A family in Rawalpindi. Ending debt payments would give Pakistan time to develop new sources of revenue.
Reposted from The Guardian
by Nick Dearden
With an economy paralyzed by IMF interference, Pakistan could reassert its independence by halting debt repayments.
No matter which government Pakistan’s people had voted for last week, the debt payments the country is scheduled to make in the next two years will largely decide that government’s economic policy. That is, unless the government decides to put its people ahead of those repayments. Given the scale of problems Pakistan faces, is it possible that a sovereign economic agenda could find its way on to the table?
Reposted from GoJamaica.com
Finance Minister Dr Peter Phillips says a World Bank mission is expected in Jamaica in May to continue work on the new Country Partnership Strategy.
The initiative will provide support for the Government’s efforts to increase economic growth, create jobs and fight poverty.
Speaking with the Jamaica Information Service in Washington, Phillip said consultations have already started on a new programme for Jamaica, which will be launched later this year. More…
Reposted from The Himalayan Times
A slower growth rate of Nepal’s major trade partner India has affected the Nepali economy.
KATHMANDU: The International Monetary Fund (IMF) has projected three per cent growth rate for Nepal in 2013 — the lowest in the last one decade.
International Monetary Fund is the third agency that has predicted a gloomy outlook for the Nepali economy in the current fiscal year. More…
Reposted from The Phnom Penh Post
China’s transition from export-led to domestic-led growth, combined with the rising costs of production, could provide opportunities for Cambodian growth and diversity, analysts say.
Faisal Ahmed, the IMF representative for Cambodia, said the Kingdom was already experiencing an increase in trade activity as a result of China’s economic shift.
“China’s rebalancing can boost demand of Cambodian exports of not only commodities but also labour-intensive manufacturing, in part supported by rising wages in China,” Ahmed said. More…
Reposted from Eleven Myanmar
Myanmar’s foreign exchange rate remained stable in the last three months of the year, after the government introduced reforms in April and ended 35 years of a fixed rate.
As a result, businessmen have expressed more confidence in the trading and investment sectors.
In April, the exchange rate was 815 kyats to a US dollar; it increased to 837 kyats in May and 844 kyats in June. More…
Reposted from Eleven Myanmar
Myanmar is likely to become next financial hub for Asia, according to a statement issued by International Monetary Fund (IMF) by the end of November.

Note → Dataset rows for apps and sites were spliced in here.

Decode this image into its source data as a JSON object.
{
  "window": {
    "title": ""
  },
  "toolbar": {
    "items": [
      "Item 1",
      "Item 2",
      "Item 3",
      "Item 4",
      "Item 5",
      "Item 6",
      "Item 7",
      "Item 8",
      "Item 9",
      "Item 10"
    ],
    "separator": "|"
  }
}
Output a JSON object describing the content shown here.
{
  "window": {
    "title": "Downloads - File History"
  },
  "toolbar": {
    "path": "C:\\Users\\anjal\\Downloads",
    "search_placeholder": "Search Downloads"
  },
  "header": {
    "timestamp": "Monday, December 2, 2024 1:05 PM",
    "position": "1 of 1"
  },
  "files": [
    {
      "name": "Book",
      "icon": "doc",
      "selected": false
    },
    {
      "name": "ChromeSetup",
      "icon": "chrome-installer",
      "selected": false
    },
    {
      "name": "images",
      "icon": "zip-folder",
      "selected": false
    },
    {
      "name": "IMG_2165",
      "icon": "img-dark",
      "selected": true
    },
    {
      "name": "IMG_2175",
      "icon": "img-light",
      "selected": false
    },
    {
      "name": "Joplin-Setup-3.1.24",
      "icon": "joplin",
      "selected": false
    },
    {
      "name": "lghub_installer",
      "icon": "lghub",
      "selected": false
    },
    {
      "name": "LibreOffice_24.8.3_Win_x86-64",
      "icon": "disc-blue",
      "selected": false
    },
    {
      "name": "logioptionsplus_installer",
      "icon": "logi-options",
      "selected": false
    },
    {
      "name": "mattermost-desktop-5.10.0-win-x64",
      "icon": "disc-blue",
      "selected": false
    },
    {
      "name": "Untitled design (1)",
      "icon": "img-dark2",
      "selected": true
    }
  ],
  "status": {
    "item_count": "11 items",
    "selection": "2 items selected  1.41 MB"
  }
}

“With a commitment to strong reforms, Myanmar has the potential to vastly improve the living standards of its people and emerge as Asia’s next rising star,” IMF mission chief in Myanmar Meral Karasulu said in a statement. More…
Reposted from The Myanmar Times
By Tim McLaughlin
The IMF is hopeful that the trip will lead to the formation of a Staff-Monitored Program in 2013
The International Monetary Fund has found that Myanmar’s growth in the coming year will be bolstered by the continuation of the nation’s rapid reforms. More…
Reposted from The UB Post
By B. Khash-Erdene
The current Mongolian Double Tax Agreement (DTA), which is a tax claim by two or more jurisdictions on the same income, is prone to international tax planning as it allows residents of other countries to substantially reduce the amount of tax they pay in Mongolia, said International Monetary Fund (IMF)’s report released on November 14. More…
Reposted from EINNews
The International Monetary Fund could possibly monitor progress on the government’s own reform plans
MYANMAR (Burma) could become Asia’s next economic engine if it enacts vast reforms, the IMF says, signalling the country could receive a Fund monitoring program in 2013. More…
Reposted from Bloomberg Businessweek
Naidansuren Zoljargal, governor of the Central Bank of Mongolia
By Rishaad Salamat and Yuriy Humber
Mongolia’s central bank governor said that the nation’s growth rate may slow by a third this year from a record 17 percent in 2011 as inflows of foreign investment cool. More…